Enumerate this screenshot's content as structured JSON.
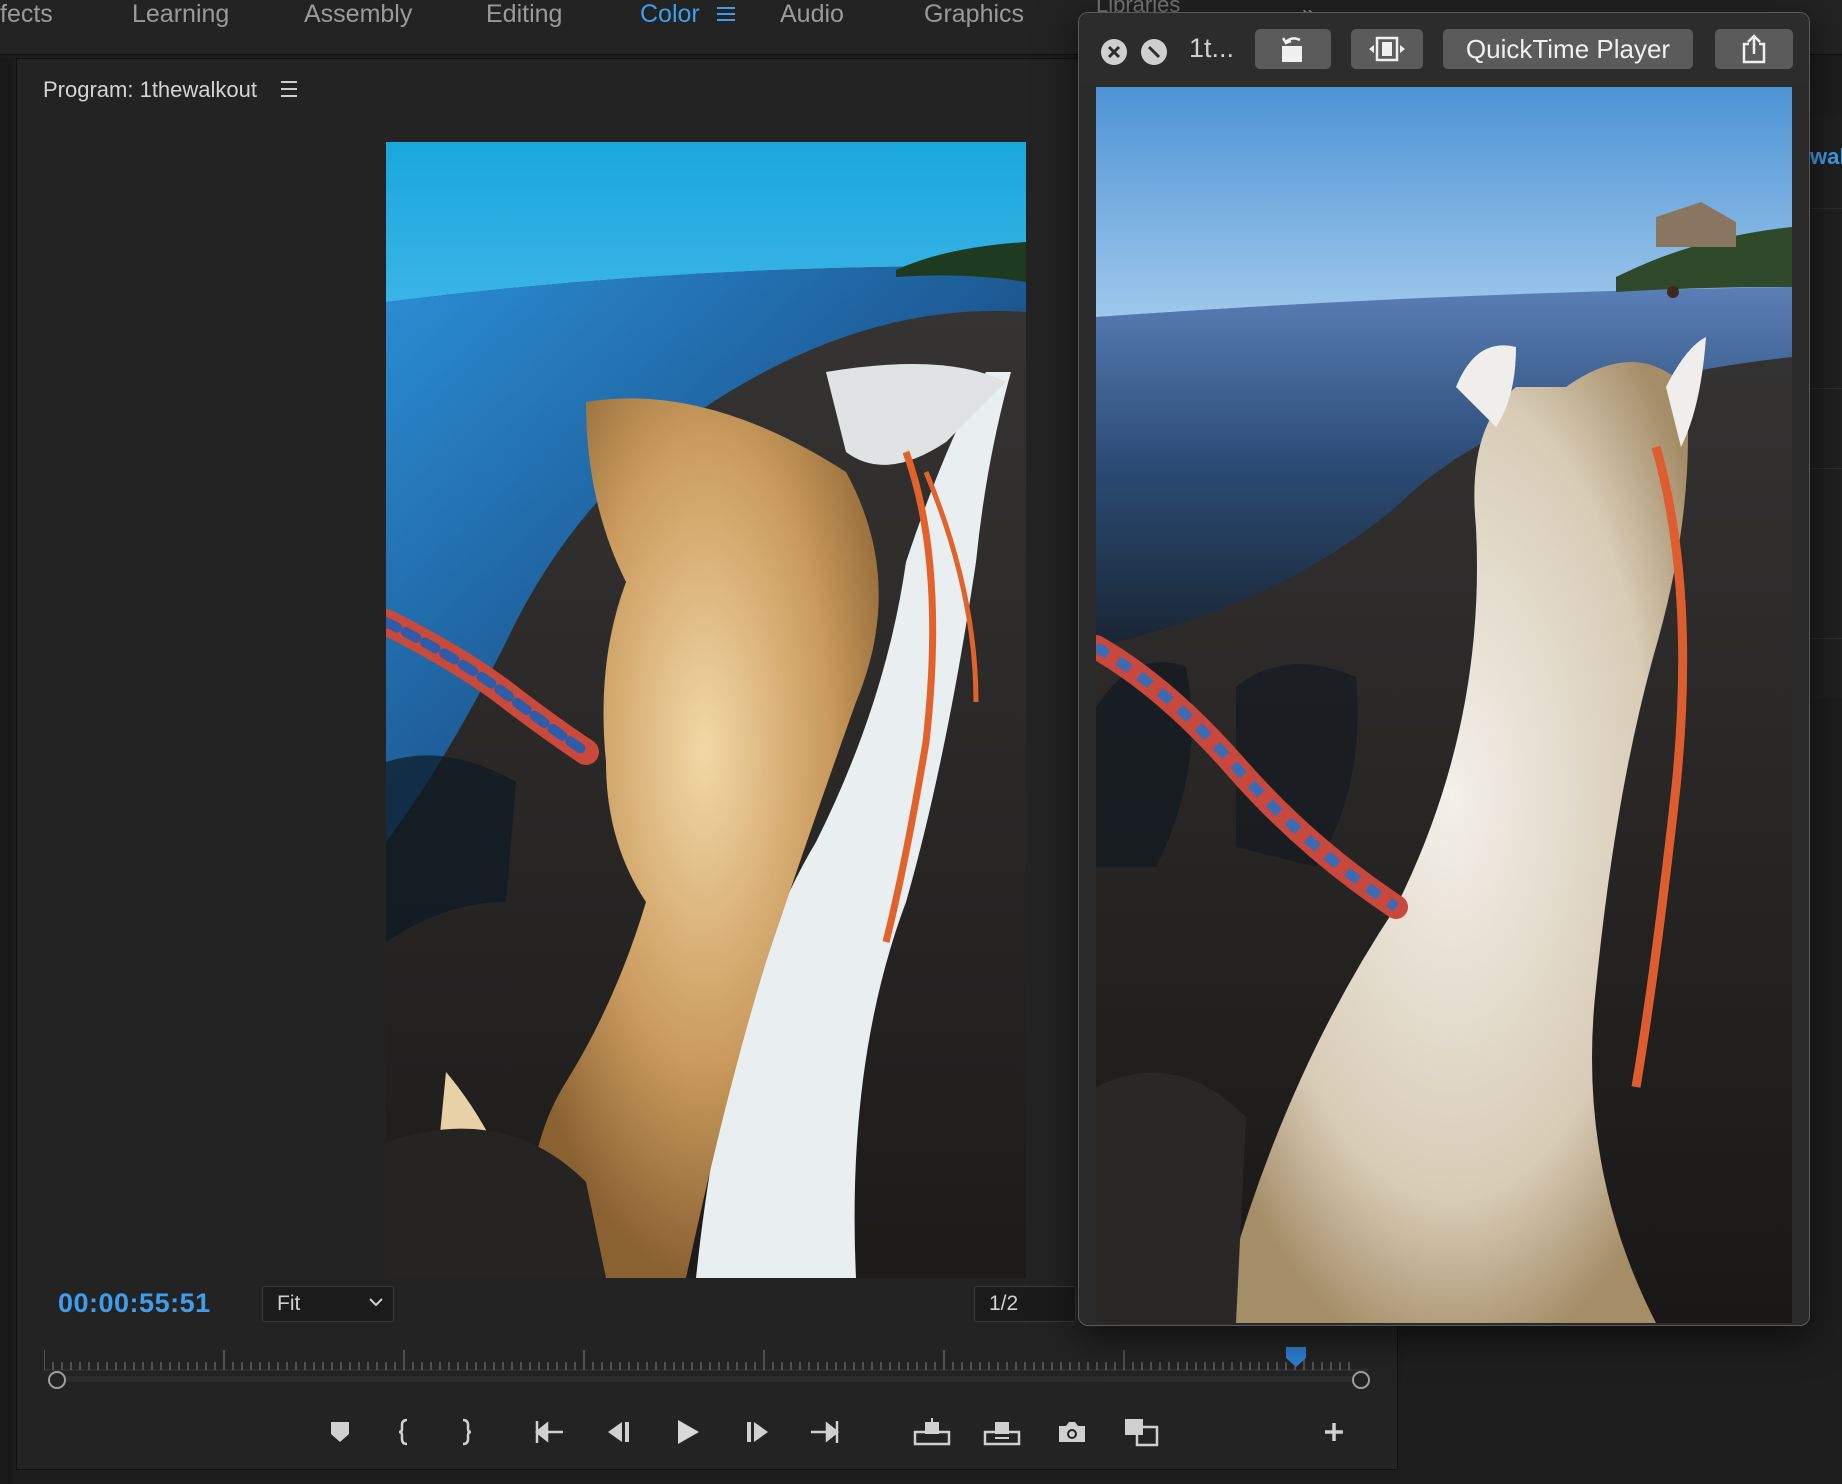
{
  "workspace": {
    "tabs": [
      {
        "label": "fects",
        "active": false
      },
      {
        "label": "Learning",
        "active": false
      },
      {
        "label": "Assembly",
        "active": false
      },
      {
        "label": "Editing",
        "active": false
      },
      {
        "label": "Color",
        "active": true
      },
      {
        "label": "Audio",
        "active": false
      },
      {
        "label": "Graphics",
        "active": false
      }
    ],
    "partial_tab": "Libraries",
    "accent_color": "#3f9ded"
  },
  "program_monitor": {
    "title": "Program: 1thewalkout",
    "timecode": "00:00:55:51",
    "zoom": "Fit",
    "resolution": "1/2",
    "playhead_fraction": 0.95,
    "transport_buttons": [
      {
        "name": "add-marker",
        "icon": "marker-icon"
      },
      {
        "name": "mark-in",
        "icon": "mark-in-icon"
      },
      {
        "name": "mark-out",
        "icon": "mark-out-icon"
      },
      {
        "name": "go-to-in",
        "icon": "go-to-in-icon"
      },
      {
        "name": "step-back",
        "icon": "step-back-icon"
      },
      {
        "name": "play",
        "icon": "play-icon"
      },
      {
        "name": "step-forward",
        "icon": "step-forward-icon"
      },
      {
        "name": "go-to-out",
        "icon": "go-to-out-icon"
      },
      {
        "name": "lift",
        "icon": "lift-icon"
      },
      {
        "name": "extract",
        "icon": "extract-icon"
      },
      {
        "name": "export-frame",
        "icon": "camera-icon"
      },
      {
        "name": "comparison-view",
        "icon": "comparison-view-icon"
      },
      {
        "name": "button-editor",
        "icon": "plus-icon"
      }
    ]
  },
  "right_panel": {
    "edge_label": "wal"
  },
  "quicktime": {
    "title": "1t...",
    "app_button": "QuickTime Player",
    "icons": [
      "close-icon",
      "minimize-icon",
      "rotate-icon",
      "trim-icon",
      "share-icon"
    ]
  }
}
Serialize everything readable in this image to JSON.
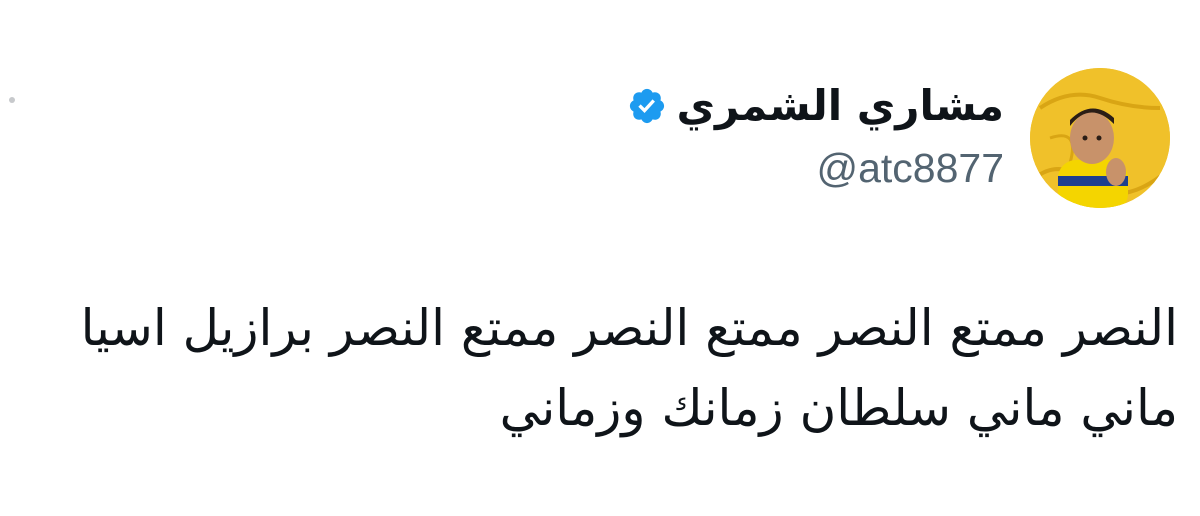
{
  "tweet": {
    "author": {
      "display_name": "مشاري الشمري",
      "handle": "@atc8877",
      "verified": true,
      "avatar": "avatar-photo-child-yellow-shirt"
    },
    "text_lines": [
      "النصر ممتع النصر ممتع النصر ممتع النصر برازيل اسيا",
      "ماني ماني سلطان زمانك وزماني"
    ],
    "icons": {
      "more": "more-dots-icon",
      "verified": "verified-badge-icon"
    },
    "colors": {
      "verified_blue": "#1d9bf0",
      "handle_gray": "#536471",
      "text": "#0f1419",
      "avatar_bg": "#f0c12a"
    }
  }
}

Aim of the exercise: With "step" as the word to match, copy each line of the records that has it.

Your response:
        "name": "step-back",
        "icon": "step-back-icon"
        "name": "step-forward",
        "icon": "step-forward-icon"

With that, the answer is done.